The saga of the South China Sea twists and turns, with a flurry of developments this week peppering the region that China seeks to dominate.
Taiwan invited international journalists to an island in a bid to prove it was habitable, and the Philippines agreed to open up five military bases to station US troops – the first to set up house on the archipelago in almost 25 years.
And in what may be the oddest twist, China had a maritime confrontation with Indonesia, one of the few countries in the area with whom it previously had no territorial disputes.
“What we’re seeing here is the emergence of the underlying trends we’re going to see this year,” says Gregory Poling, director of the Asia Maritime Transparency Initiative at the Center for Strategic and International Studies, in a telephone interview with The Christian Science Monitor.
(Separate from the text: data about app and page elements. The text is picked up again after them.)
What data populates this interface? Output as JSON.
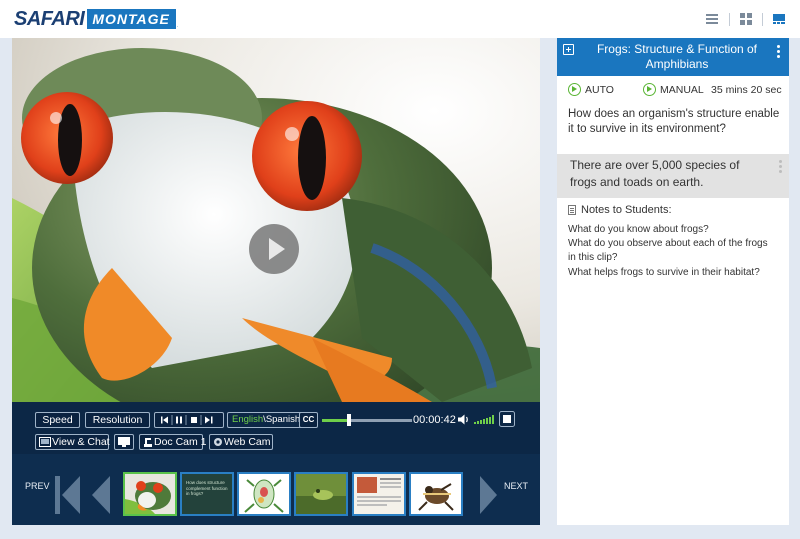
{
  "header": {
    "logo_part1": "SAFARI",
    "logo_part2": "MONTAGE",
    "logo_tm": ".",
    "view_icons": [
      "list-view-icon",
      "grid-view-icon",
      "player-view-icon"
    ]
  },
  "player": {
    "play_icon": "play-icon",
    "controls": {
      "speed": "Speed",
      "resolution": "Resolution",
      "lang_english": "English",
      "lang_sep": "\\",
      "lang_spanish": "Spanish",
      "cc": "CC",
      "timecode": "00:00:42",
      "progress": 0.3,
      "view_chat": "View & Chat",
      "doc_cam": "Doc Cam 1",
      "web_cam": "Web Cam"
    },
    "strip": {
      "prev": "PREV",
      "next": "NEXT",
      "active_index": 0,
      "thumbnails": [
        {
          "name": "frog-thumbnail"
        },
        {
          "name": "question-slide-thumbnail",
          "text": "How does structure complement function in frogs?"
        },
        {
          "name": "frog-anatomy-thumbnail"
        },
        {
          "name": "frog-in-water-thumbnail"
        },
        {
          "name": "article-page-thumbnail"
        },
        {
          "name": "frog-sketch-thumbnail"
        }
      ]
    }
  },
  "side": {
    "title": "Frogs: Structure & Function of Amphibians",
    "auto": "AUTO",
    "manual": "MANUAL",
    "duration": "35 mins 20 sec",
    "question": "How does an organism's structure enable it to survive in its environment?",
    "fact": "There are over 5,000 species of frogs and toads on earth.",
    "notes_title": "Notes to Students:",
    "notes": [
      "What do you know about frogs?",
      "What do you observe about each of the frogs",
      "in this clip?",
      "What helps frogs to survive in their habitat?"
    ]
  },
  "colors": {
    "brand_navy": "#1b3f73",
    "brand_blue": "#1a76bf",
    "accent_green": "#5ab535",
    "player_bg": "#0e2d4f"
  }
}
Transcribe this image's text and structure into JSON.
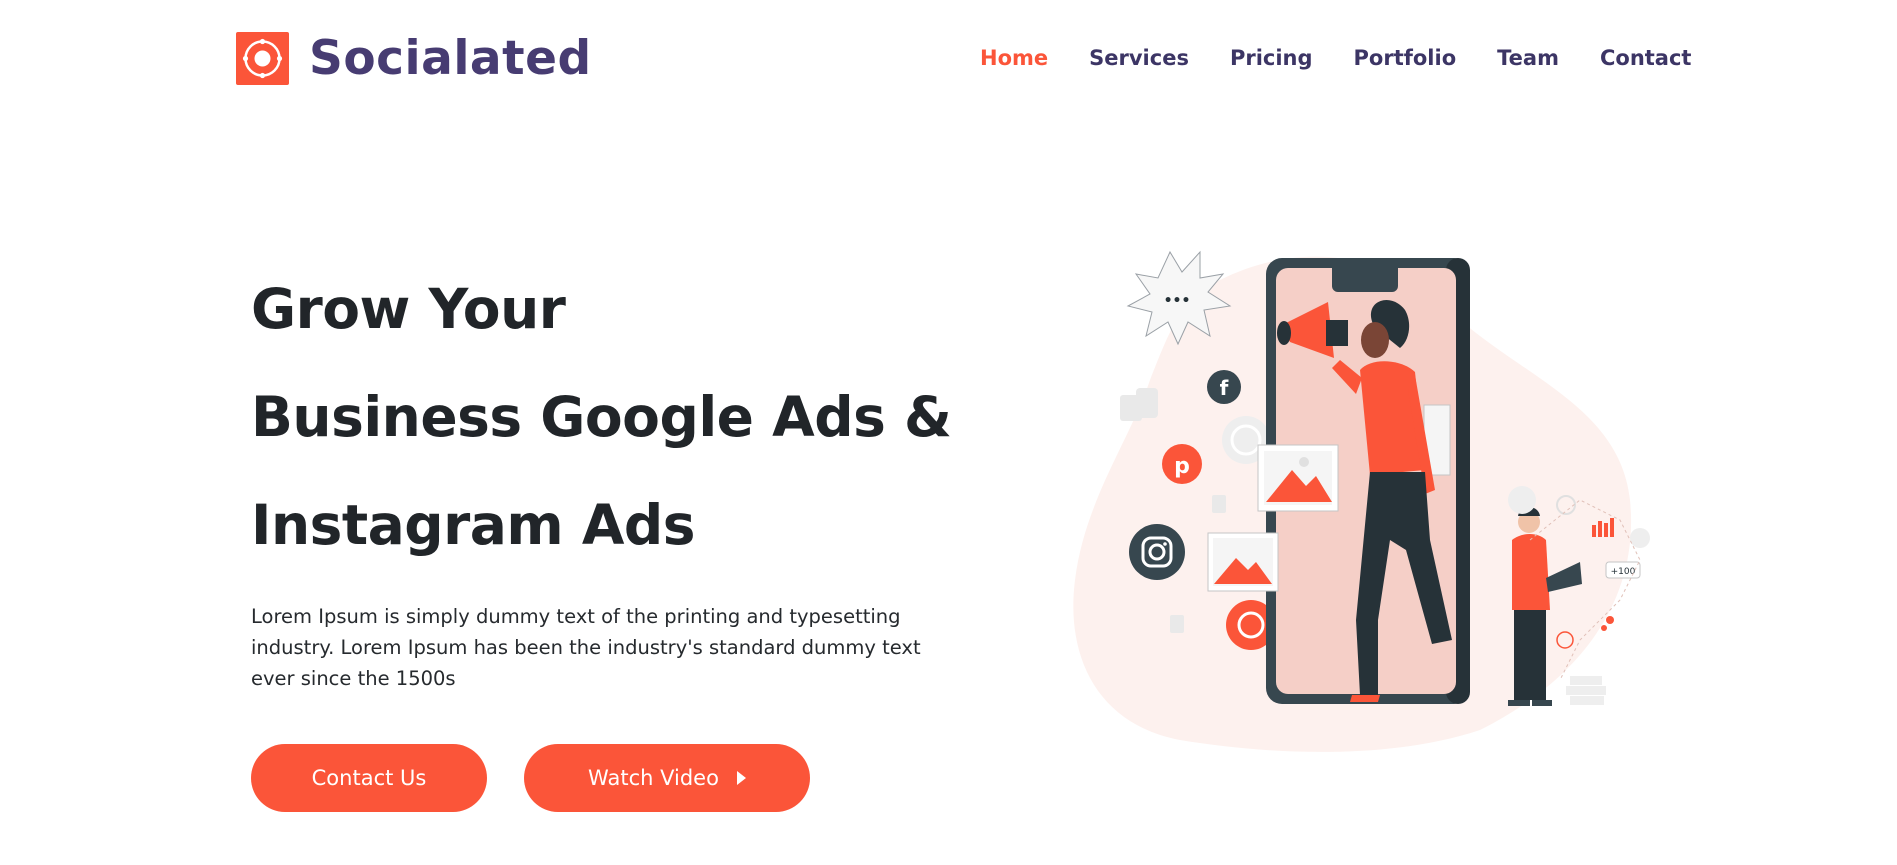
{
  "brand": {
    "name": "Socialated",
    "logo_icon": "target-circle-icon",
    "accent_color": "#fb5539",
    "brand_color": "#473c72"
  },
  "nav": {
    "items": [
      {
        "label": "Home",
        "active": true
      },
      {
        "label": "Services",
        "active": false
      },
      {
        "label": "Pricing",
        "active": false
      },
      {
        "label": "Portfolio",
        "active": false
      },
      {
        "label": "Team",
        "active": false
      },
      {
        "label": "Contact",
        "active": false
      }
    ]
  },
  "hero": {
    "title_lines": [
      "Grow Your",
      "Business Google Ads &",
      "Instagram Ads"
    ],
    "description": "Lorem Ipsum is simply dummy text of the printing and typesetting industry. Lorem Ipsum has been the industry's standard dummy text ever since the 1500s",
    "contact_label": "Contact Us",
    "video_label": "Watch Video",
    "video_icon": "play-icon"
  },
  "illustration": {
    "speech_bubble_text": "•••",
    "social_icons": [
      "facebook-icon",
      "pinterest-icon",
      "instagram-icon",
      "whatsapp-icon",
      "dribbble-icon"
    ],
    "badge_text": "+100"
  }
}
The big events of 2016, says Mr. Poling, will be the ruling of an international tribunal, the Permanent Court of Arbitration in The Hague, on the Philippines’ territorial dispute with China (which China intends to ignore) and completion of China’s “dual use civilian-military” structures on the Spratly Islands.
It is hard to know how China will react to the former, but the latter will significantly increase its ability to project power in the South China Sea.
All this comes hot on the heels of Chinese installation of sophisticated radar in the Spratly Islands, surface-to-air missiles in the Paracels, and possible land reclamation at Scarborough Shoal, which it seized from the Philippines in 2012.
Together, they would lay the foundation of a “strategic triangle”, allowing China to begin meaningful domination of the area, perhaps to declare an Air Defense Identification Zone (ADIZ) in the South China Sea, just as it has in the East China Sea.
The military balance in the region certainly is shifting towards China, as Mira Rapp-Hooper of the Center for New American Security writes in Foreign Affairs, but the political climate is moving ever more in favor of the United States.
While Beijing “has been building islands faster than the United States can build coalitions," the United States has been focused more on diplomacy, firming its ties with ASEAN (the Association of Southeast Asian Nations) and seeking to strengthen its long-term military foundation.
“The ultimate Chinese goal in the next few years is less about pushing the US military out of the area (though that is the long-term naval strategy),” says Poling, “but rather about achieving administrative domination of the seas, so other Southeast Asian nations can do little without seeking Chinese permission.”
And, as The Economist notes, where China used to seek to “divide and rule” as it pursued its “absurdly aggrandizing territorial claims," it has abandoned that approach, now seemingly “content to antagonize them all at the same time."
And some, the Philippines in particular, have such a severe “capability shortfall” militarily, that they can barely hope to inflict any cost whatsoever on China, let alone go “toe-to-toe” militarily, as Poling explains.
But this is the task that lies before the United States: to help the nations of Southeast Asia maintain sufficient strength to at least defend their maritime access, to have enough military might that China hesitates before crossing too many lines.
And then, if that uneasy balance can be maintained, perhaps China will become convinced that, as a great power, there is a certain way it should act, lest it undermines its own interests and tarnishes its image too severely in the eyes of the world.
“This is not a bilateral dispute between the United States and China, though in Washington it is being increasingly seen in this light,” says Poling. “It is China versus the international system… Ultimately, the solution will not be military. It will be diplomatic and legal.”